Your goal: Going line by line through the listing below, count each line that includes the word "caret", and reply with the count only.
== Segment start ==
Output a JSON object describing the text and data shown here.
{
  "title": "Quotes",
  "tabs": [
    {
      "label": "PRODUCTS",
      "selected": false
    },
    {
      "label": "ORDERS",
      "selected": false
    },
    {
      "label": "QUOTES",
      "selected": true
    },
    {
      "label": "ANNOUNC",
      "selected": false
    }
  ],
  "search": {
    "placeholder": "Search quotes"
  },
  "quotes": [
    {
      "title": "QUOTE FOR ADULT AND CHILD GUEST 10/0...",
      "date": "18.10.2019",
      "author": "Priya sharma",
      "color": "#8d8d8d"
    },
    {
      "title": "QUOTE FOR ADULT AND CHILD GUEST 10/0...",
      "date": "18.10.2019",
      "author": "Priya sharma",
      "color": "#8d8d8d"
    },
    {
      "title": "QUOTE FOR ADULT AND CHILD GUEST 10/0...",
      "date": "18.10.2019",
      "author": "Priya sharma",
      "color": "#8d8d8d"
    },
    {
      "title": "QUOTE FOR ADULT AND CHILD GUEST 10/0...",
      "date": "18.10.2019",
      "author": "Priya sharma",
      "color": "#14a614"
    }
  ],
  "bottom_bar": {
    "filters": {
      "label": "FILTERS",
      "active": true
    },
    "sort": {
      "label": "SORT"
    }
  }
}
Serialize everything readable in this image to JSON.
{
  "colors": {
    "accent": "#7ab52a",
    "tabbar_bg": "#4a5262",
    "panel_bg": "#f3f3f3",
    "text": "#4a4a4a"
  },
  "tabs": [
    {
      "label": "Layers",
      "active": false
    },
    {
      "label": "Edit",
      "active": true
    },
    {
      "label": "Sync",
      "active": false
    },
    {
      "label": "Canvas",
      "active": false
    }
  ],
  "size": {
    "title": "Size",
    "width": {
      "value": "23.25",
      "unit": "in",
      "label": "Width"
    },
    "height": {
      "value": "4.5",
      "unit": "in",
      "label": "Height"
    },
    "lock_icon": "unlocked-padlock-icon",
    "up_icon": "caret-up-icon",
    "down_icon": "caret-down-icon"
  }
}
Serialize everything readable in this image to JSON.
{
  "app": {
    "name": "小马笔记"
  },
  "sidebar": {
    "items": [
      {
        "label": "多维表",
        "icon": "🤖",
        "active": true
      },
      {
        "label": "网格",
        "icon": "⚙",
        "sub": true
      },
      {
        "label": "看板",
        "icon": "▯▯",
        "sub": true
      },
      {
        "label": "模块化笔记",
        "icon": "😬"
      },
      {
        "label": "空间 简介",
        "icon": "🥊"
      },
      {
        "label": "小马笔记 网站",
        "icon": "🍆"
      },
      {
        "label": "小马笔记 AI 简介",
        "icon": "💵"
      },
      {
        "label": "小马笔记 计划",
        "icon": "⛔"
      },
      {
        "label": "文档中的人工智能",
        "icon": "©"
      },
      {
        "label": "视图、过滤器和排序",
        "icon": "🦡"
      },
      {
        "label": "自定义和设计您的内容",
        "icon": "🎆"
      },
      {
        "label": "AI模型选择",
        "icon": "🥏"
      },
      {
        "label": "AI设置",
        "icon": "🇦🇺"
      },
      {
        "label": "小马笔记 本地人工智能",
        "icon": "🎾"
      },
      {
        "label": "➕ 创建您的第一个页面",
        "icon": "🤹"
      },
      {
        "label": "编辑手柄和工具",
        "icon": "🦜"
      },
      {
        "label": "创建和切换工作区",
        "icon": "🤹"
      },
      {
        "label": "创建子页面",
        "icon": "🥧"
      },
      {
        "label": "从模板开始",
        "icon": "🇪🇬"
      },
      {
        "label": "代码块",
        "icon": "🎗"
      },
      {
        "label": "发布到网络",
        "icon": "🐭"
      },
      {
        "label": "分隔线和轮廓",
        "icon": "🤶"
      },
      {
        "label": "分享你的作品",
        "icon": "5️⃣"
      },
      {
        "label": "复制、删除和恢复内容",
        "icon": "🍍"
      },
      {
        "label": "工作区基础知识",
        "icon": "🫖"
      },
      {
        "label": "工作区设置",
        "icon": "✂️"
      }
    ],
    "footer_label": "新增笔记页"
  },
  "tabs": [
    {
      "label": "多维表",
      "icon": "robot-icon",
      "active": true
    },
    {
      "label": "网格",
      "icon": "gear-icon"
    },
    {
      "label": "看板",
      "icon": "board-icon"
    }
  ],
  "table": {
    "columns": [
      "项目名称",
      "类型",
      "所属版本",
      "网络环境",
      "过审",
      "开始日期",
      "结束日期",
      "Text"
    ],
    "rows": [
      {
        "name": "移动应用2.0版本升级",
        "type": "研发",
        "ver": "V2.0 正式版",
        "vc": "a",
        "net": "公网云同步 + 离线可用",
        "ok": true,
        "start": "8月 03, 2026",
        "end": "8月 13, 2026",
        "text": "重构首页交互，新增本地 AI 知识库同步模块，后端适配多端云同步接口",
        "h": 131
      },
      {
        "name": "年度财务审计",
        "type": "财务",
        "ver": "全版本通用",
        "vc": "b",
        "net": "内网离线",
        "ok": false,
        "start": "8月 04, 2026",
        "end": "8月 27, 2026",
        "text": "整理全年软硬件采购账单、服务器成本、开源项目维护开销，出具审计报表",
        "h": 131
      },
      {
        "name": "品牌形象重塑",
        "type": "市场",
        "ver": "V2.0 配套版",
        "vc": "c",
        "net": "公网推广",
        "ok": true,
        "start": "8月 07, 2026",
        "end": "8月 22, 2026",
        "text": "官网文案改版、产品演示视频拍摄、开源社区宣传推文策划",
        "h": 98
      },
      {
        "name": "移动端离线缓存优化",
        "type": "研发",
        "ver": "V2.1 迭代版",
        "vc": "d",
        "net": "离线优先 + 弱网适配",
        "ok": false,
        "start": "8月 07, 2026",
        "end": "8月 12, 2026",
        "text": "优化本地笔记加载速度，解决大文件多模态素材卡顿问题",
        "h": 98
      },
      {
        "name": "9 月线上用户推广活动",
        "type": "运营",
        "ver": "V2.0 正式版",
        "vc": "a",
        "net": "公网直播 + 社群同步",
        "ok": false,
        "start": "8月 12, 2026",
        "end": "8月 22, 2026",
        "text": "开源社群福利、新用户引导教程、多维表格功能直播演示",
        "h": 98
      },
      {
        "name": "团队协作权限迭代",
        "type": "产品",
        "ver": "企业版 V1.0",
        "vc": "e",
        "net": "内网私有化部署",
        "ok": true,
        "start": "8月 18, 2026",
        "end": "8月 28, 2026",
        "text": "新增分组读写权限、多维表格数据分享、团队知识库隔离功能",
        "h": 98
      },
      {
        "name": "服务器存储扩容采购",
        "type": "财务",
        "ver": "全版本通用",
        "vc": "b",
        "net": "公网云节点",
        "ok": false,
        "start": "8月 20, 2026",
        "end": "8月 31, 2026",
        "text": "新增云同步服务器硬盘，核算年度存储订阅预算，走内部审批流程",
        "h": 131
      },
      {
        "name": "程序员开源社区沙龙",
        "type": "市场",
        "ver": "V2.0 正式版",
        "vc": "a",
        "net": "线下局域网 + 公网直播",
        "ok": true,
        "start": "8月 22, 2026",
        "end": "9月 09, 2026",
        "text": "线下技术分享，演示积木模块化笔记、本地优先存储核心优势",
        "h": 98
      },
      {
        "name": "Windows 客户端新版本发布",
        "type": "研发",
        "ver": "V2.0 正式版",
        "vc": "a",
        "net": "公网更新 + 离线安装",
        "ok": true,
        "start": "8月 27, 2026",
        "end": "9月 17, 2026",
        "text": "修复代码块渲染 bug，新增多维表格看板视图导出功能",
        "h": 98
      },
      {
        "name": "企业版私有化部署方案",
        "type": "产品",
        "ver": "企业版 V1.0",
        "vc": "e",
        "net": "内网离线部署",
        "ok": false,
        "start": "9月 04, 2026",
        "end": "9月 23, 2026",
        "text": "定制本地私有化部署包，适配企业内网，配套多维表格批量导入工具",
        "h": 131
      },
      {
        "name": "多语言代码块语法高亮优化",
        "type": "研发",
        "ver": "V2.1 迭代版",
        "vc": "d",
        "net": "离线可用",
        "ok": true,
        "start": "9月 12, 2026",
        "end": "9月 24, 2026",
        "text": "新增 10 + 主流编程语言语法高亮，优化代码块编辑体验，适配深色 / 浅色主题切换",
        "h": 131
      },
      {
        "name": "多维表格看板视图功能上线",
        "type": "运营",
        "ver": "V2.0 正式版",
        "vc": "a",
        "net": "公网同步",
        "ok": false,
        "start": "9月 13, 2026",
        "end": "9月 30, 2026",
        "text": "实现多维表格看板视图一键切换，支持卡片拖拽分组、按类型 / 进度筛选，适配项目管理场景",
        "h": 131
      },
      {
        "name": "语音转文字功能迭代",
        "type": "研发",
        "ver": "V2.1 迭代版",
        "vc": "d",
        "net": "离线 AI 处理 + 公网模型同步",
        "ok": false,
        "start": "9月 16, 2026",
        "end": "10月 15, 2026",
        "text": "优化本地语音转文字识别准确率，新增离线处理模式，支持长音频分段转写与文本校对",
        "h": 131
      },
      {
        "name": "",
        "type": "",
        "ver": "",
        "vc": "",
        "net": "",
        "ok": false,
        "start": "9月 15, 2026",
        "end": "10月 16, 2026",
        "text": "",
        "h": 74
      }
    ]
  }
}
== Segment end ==
Solution: 2